**DATA RECORDS**
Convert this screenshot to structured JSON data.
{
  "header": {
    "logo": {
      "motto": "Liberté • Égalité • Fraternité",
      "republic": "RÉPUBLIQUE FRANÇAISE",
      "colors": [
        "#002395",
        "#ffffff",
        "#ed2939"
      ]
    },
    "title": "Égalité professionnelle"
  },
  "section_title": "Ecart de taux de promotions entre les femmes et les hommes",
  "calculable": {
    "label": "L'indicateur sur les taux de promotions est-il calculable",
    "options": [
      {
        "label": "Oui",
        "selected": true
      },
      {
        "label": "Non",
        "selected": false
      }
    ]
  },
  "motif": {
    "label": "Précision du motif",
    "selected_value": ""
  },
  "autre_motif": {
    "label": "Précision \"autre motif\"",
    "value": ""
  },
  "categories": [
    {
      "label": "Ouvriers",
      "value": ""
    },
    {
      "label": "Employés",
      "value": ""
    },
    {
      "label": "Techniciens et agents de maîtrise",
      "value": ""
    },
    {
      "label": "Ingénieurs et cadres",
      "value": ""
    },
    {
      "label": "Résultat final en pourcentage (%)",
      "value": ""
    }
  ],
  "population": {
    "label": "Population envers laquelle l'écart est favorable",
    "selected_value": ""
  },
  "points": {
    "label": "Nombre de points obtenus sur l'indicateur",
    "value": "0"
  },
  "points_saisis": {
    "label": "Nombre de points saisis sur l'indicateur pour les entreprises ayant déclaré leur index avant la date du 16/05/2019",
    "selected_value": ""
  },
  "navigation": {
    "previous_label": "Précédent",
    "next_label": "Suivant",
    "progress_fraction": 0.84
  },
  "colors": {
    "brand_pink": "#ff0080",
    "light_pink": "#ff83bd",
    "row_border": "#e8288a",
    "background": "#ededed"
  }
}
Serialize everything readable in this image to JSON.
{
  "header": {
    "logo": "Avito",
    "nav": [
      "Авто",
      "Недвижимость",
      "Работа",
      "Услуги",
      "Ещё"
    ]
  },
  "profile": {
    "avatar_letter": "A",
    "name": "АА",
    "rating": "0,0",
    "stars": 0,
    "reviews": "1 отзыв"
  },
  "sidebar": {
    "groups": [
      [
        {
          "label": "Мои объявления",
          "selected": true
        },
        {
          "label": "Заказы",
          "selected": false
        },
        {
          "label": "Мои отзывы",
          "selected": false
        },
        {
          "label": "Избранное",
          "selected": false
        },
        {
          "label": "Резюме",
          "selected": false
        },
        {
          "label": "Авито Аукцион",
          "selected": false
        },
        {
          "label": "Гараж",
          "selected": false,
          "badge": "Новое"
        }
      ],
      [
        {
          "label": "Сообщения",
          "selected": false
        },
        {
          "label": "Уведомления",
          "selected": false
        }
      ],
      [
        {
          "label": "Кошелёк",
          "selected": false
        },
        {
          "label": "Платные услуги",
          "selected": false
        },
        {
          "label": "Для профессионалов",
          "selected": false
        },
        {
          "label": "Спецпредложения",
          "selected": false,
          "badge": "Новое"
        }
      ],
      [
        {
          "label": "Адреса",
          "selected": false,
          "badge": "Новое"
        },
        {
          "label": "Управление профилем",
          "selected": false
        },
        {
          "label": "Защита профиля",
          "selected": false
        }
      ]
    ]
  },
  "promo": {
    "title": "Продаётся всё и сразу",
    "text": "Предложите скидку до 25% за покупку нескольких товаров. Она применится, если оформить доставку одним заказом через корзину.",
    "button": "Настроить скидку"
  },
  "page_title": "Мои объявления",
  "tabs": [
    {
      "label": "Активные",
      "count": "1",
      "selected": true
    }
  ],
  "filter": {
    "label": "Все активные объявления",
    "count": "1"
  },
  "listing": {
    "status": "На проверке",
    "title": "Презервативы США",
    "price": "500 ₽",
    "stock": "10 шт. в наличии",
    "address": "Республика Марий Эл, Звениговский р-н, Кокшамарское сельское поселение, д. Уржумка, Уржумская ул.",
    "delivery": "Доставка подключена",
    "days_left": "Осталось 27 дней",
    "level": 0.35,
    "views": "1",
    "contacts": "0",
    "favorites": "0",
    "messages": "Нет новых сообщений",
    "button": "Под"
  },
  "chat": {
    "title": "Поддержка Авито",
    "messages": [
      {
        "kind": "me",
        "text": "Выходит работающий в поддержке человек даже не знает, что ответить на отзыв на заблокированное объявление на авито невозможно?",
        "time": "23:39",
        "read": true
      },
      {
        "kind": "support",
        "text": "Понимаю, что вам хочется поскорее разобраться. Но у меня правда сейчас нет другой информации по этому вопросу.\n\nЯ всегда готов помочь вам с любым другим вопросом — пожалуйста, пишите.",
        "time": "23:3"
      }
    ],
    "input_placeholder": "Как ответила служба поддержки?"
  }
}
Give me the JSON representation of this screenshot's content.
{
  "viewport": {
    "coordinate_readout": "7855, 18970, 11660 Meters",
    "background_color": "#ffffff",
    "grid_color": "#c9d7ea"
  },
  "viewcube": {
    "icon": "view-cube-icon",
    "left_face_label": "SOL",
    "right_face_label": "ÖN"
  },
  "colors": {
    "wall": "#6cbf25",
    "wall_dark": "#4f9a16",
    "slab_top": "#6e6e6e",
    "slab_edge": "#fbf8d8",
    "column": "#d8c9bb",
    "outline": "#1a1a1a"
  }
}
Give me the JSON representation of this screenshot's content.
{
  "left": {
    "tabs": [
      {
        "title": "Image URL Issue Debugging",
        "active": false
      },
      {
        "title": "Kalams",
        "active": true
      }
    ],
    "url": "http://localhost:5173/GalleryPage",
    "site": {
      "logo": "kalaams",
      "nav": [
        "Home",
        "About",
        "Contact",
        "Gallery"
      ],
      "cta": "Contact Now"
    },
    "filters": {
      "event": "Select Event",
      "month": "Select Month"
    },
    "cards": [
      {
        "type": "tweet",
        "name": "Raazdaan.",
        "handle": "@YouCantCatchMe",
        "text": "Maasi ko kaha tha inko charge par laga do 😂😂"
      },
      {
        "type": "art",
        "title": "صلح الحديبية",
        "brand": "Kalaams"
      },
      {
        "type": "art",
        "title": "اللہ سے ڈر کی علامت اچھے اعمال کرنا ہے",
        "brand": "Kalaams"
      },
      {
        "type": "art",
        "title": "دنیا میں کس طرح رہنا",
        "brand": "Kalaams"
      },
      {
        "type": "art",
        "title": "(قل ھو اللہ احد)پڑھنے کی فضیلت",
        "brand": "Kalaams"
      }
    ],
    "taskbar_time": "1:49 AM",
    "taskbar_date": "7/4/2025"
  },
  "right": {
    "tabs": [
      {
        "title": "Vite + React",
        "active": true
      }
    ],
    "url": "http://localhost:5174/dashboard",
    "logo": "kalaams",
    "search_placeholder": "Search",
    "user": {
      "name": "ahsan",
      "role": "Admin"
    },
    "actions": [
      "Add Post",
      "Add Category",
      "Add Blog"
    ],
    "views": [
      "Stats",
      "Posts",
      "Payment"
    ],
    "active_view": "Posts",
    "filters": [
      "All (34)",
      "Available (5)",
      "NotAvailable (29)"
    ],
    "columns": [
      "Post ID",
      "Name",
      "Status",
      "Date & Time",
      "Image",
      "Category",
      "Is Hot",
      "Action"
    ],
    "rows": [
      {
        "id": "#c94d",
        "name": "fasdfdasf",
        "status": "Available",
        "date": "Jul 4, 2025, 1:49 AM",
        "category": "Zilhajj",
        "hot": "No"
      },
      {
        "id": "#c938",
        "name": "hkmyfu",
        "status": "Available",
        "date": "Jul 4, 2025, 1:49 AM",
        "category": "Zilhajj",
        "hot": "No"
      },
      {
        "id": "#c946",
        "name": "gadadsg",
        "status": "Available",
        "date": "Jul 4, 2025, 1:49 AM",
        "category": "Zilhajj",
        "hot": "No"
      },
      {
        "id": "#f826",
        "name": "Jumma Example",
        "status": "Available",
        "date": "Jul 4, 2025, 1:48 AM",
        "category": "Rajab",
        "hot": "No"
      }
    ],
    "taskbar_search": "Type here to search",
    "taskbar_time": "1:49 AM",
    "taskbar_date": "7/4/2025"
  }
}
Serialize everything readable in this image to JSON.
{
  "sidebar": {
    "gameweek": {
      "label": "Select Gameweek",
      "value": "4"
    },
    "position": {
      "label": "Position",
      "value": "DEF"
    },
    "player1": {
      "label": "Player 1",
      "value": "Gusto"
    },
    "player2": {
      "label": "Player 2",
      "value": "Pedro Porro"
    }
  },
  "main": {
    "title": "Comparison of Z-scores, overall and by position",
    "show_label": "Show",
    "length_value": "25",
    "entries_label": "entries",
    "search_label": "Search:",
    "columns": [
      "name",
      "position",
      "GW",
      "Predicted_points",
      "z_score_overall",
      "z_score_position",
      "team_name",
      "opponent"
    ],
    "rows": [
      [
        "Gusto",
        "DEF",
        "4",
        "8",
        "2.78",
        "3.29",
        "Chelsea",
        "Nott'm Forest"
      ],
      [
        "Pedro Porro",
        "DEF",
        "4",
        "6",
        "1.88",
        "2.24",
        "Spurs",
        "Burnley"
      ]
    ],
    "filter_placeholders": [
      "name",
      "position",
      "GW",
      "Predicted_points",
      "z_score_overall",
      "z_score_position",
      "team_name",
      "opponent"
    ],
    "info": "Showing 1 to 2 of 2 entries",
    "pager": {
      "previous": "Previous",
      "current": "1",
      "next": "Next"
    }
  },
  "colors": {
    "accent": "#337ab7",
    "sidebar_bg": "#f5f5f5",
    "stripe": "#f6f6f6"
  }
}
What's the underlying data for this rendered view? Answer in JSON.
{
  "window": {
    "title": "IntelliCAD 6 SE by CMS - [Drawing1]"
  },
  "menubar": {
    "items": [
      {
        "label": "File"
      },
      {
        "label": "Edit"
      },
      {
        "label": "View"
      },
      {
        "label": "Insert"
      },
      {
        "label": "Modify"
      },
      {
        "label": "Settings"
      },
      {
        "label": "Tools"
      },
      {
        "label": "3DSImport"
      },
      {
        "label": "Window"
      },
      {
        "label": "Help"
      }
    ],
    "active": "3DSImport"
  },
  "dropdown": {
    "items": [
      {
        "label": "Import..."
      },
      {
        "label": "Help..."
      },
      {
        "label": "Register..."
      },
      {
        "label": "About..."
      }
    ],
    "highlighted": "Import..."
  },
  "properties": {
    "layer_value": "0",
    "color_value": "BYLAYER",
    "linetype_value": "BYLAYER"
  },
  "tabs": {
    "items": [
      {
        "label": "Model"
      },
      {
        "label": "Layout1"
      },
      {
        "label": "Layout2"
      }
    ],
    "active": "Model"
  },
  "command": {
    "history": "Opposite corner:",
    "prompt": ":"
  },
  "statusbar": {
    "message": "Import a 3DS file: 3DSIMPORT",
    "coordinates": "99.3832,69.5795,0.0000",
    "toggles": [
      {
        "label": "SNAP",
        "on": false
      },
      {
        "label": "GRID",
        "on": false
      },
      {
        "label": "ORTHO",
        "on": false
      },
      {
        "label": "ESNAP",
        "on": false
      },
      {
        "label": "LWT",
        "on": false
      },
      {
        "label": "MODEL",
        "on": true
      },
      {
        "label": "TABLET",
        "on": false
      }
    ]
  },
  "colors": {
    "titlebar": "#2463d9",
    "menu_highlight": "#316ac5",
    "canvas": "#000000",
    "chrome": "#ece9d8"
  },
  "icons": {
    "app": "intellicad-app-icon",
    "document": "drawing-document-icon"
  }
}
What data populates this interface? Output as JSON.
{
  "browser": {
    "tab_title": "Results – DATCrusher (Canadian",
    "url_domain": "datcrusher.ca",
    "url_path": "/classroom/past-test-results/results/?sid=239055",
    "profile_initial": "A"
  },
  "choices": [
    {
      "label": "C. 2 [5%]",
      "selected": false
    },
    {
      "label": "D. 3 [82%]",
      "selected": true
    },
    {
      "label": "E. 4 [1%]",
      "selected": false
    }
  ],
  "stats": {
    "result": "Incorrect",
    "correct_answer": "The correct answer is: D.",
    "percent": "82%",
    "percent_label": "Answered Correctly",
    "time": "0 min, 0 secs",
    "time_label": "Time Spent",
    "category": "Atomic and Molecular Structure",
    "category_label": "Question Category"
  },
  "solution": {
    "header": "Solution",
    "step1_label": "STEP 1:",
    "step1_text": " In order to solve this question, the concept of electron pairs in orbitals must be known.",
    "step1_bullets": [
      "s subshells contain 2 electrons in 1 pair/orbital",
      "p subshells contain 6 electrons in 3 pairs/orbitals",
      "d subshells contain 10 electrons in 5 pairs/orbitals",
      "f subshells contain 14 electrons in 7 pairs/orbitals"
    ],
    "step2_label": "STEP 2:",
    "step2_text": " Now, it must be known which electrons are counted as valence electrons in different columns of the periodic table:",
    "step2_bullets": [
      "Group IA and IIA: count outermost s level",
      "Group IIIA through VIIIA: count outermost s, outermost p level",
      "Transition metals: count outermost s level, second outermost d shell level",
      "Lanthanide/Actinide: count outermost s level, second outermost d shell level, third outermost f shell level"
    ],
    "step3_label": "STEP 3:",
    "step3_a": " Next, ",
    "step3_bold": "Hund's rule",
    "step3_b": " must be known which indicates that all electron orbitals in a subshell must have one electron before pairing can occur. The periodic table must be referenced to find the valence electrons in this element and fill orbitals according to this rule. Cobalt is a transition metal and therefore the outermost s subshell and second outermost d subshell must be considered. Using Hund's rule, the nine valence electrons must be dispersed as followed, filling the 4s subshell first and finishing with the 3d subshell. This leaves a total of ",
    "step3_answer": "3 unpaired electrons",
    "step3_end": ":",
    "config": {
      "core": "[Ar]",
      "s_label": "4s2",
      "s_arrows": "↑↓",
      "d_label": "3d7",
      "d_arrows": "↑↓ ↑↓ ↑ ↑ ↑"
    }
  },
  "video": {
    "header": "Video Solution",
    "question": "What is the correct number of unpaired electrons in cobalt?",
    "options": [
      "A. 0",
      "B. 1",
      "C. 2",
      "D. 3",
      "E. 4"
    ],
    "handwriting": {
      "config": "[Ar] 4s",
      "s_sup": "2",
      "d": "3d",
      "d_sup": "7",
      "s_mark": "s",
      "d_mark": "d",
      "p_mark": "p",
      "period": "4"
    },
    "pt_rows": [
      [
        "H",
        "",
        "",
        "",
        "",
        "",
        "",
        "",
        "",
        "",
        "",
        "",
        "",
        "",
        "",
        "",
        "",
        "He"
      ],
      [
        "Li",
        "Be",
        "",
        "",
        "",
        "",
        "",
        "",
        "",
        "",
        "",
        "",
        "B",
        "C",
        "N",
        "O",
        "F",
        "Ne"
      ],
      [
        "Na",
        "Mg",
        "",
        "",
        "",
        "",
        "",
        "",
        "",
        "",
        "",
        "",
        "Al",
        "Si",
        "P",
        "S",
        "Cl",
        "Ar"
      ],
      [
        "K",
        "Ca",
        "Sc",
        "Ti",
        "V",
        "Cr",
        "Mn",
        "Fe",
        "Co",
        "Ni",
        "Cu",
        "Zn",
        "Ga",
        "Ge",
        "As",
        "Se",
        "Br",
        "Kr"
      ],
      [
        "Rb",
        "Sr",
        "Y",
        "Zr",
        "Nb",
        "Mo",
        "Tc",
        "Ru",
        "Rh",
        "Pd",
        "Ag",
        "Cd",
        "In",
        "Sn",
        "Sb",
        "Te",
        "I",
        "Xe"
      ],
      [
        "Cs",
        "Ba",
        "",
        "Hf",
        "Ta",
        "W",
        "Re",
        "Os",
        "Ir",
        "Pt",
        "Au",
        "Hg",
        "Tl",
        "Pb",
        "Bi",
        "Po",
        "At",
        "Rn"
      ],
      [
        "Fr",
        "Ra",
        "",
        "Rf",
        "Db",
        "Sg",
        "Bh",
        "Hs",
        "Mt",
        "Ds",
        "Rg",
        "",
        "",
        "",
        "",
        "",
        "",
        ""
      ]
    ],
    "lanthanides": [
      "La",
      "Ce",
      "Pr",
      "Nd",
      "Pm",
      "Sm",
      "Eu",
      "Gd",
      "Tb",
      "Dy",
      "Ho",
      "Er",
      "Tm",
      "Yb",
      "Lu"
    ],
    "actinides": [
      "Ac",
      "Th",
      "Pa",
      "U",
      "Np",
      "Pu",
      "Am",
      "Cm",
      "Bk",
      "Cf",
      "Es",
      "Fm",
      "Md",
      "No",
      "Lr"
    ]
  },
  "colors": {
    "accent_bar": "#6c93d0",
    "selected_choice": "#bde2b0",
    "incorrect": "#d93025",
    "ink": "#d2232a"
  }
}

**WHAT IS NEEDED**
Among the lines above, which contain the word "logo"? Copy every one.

**ANSWER SECTION**
    "logo": {
    "logo": "Avito",
      "logo": "kalaams",
    "logo": "kalaams",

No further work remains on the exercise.